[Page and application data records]
Content starts
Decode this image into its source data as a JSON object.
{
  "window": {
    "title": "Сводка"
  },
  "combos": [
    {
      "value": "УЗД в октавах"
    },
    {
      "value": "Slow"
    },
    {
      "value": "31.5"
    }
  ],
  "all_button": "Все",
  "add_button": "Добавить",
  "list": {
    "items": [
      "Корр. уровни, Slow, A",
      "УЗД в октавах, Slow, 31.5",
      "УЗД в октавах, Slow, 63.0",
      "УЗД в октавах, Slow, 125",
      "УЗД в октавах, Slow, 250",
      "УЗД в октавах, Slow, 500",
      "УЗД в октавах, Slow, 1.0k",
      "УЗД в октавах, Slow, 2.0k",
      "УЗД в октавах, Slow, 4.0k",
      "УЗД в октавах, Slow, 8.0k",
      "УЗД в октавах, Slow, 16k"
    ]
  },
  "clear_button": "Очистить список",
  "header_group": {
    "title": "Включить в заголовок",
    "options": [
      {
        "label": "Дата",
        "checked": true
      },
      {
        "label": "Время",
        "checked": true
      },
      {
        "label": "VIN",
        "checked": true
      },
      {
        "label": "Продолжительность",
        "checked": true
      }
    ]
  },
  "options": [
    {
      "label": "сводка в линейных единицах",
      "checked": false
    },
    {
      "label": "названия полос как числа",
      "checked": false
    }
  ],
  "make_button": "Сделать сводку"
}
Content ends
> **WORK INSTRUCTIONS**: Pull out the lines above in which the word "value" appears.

> **WRITTEN ANSWER**:
      "value": "УЗД в октавах"
      "value": "Slow"
      "value": "31.5"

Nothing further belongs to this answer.